Bilal Mohammed has been charged with placing the bomb under a seat in the shrine - the man caught on security camera videos that night - even though he looks quite different, and police had at first insisted he was not the man in the video. He has denied the charge and has written a letter insisting he was only trying to reach Turkey, using people-smugglers in Thailand.
Both men are being tried in a military court. The only translator found in Bangkok who can speak their language has since been arrested for drug offences, so they now have no way to follow court proceedings.
Both men have pleaded not guilty, and have hinted that they have been abused in custody. Bilal Mohammed broke down in tears on his way to court in May and shouted that he was "not an animal".
Their lawyer has advised that their best option is to plead guilty and hope for leniency.
Immediately after last week's bombings, the military authorities again suggested the most likely culprits were "those who have lost power", the same phrase used last year to point at the red-shirt opposition.
Prime Minister Prayuth Chan-ocha pointedly asked why the bombings had taken place right after the military had succeeded in getting its constitution - opposed by the red-shirts - approved in a national referendum.
Any thought that the attacks could be considered terrorism was once again dismissed. They were, said a police commander, just "domestic sabotage".
Any possible link to the long-running separatist insurgency in Thailand's southern-most provinces was likewise dismissed, although those familiar with that conflict believe this is the most likely scenario. More recent comments by the military authorities are starting to acknowledge that possibility, and in his latest remarks the prime minister has said the government is not accusing any group.
Why does the military obfuscate the investigation of such critical events with so many baffling statements?
One obvious factor is the fear that tourism will be adversely affected if there is any suggestion of terrorism. Estimates vary, but tourism accounts for between 9% and 20% of the economy (depending on whether direct or indirect contributions are counted), and it is just about the only part of the economy which is growing.
Big terrorist incidents, like the Bali bomb in 2002, and more recent attacks in Turkey, do drive foreigners away. But the Bangkok bomb last year had only a brief impact, and provided there are no further attacks, the effect this time will probably also be limited.

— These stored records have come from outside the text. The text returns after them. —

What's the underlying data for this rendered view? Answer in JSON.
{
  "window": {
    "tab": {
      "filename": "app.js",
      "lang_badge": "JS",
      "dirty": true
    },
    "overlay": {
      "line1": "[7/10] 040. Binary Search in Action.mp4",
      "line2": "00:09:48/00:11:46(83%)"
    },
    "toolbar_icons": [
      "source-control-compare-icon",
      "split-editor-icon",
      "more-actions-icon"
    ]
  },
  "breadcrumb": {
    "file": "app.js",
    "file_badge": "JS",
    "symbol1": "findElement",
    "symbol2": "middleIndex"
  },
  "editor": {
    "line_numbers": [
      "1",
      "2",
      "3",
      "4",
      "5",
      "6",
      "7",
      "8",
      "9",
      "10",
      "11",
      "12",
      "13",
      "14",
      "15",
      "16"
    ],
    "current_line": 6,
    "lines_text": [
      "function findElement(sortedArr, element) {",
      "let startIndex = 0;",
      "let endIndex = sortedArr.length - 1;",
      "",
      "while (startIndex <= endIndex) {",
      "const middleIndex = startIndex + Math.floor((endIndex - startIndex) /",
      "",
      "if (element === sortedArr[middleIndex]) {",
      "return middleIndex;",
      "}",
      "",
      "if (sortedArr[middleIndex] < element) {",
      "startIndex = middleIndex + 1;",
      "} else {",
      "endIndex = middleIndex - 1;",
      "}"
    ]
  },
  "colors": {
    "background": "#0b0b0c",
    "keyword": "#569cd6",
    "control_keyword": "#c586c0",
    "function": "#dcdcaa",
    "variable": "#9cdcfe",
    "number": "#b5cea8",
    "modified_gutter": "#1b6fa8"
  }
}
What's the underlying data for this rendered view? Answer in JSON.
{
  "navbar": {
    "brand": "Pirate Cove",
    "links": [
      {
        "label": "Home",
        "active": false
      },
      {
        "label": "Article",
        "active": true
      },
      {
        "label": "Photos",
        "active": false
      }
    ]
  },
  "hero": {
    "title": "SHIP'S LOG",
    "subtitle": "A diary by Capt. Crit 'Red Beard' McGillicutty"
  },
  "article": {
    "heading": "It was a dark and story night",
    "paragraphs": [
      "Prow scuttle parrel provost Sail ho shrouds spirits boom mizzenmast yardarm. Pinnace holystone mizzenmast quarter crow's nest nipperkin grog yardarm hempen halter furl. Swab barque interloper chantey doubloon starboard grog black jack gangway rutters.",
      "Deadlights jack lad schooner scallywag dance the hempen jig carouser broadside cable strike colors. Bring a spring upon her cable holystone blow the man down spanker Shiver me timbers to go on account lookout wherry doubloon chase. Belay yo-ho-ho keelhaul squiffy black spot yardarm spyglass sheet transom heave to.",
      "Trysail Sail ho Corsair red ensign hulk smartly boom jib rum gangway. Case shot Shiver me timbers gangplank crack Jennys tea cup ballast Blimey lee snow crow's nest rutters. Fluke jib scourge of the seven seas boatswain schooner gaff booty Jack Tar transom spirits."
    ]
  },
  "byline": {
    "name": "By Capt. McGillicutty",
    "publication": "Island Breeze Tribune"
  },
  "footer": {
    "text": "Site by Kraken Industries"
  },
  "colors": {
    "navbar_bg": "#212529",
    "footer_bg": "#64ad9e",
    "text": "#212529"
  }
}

Another factor is the embarrassment of such attacks to a military government that seized power in the name of restoring peace and order.
The latest attacks took place on the 84th birthday of Queen Sirikit, an auspicious anniversary for Thais and one the ultra-royalist military had wanted celebrated openly across the country.
In Hua Hin, the favourite residence of the royal family outside Bangkok, and the site of one of the attacks - the celebration had to be held inside a military barracks.
And acknowledging that the southern militants may be involved would underscore the military's failure even to contain, let alone resolve, a conflict which has cost more than 6,000 lives.
The experience of previous violent events in Thailand is not encouraging. Very few have ever been fully investigated.
The massacre of students in Bangkok in 1976; of pro-democracy protesters in 1992; the killing of more than 90 people during an occupation of Bangkok by the red-shirt movement in 2010, and the subsequent military operation against it; and the deaths of 30 people in the rival yellow-shirt occupation of 2013-2014 before the coup - details of all these events remain disputed, their causes unexplained, and most of the perpetrators unpunished.
No-one should be surprised if the bombings, last year and this year, produce a similar outcome.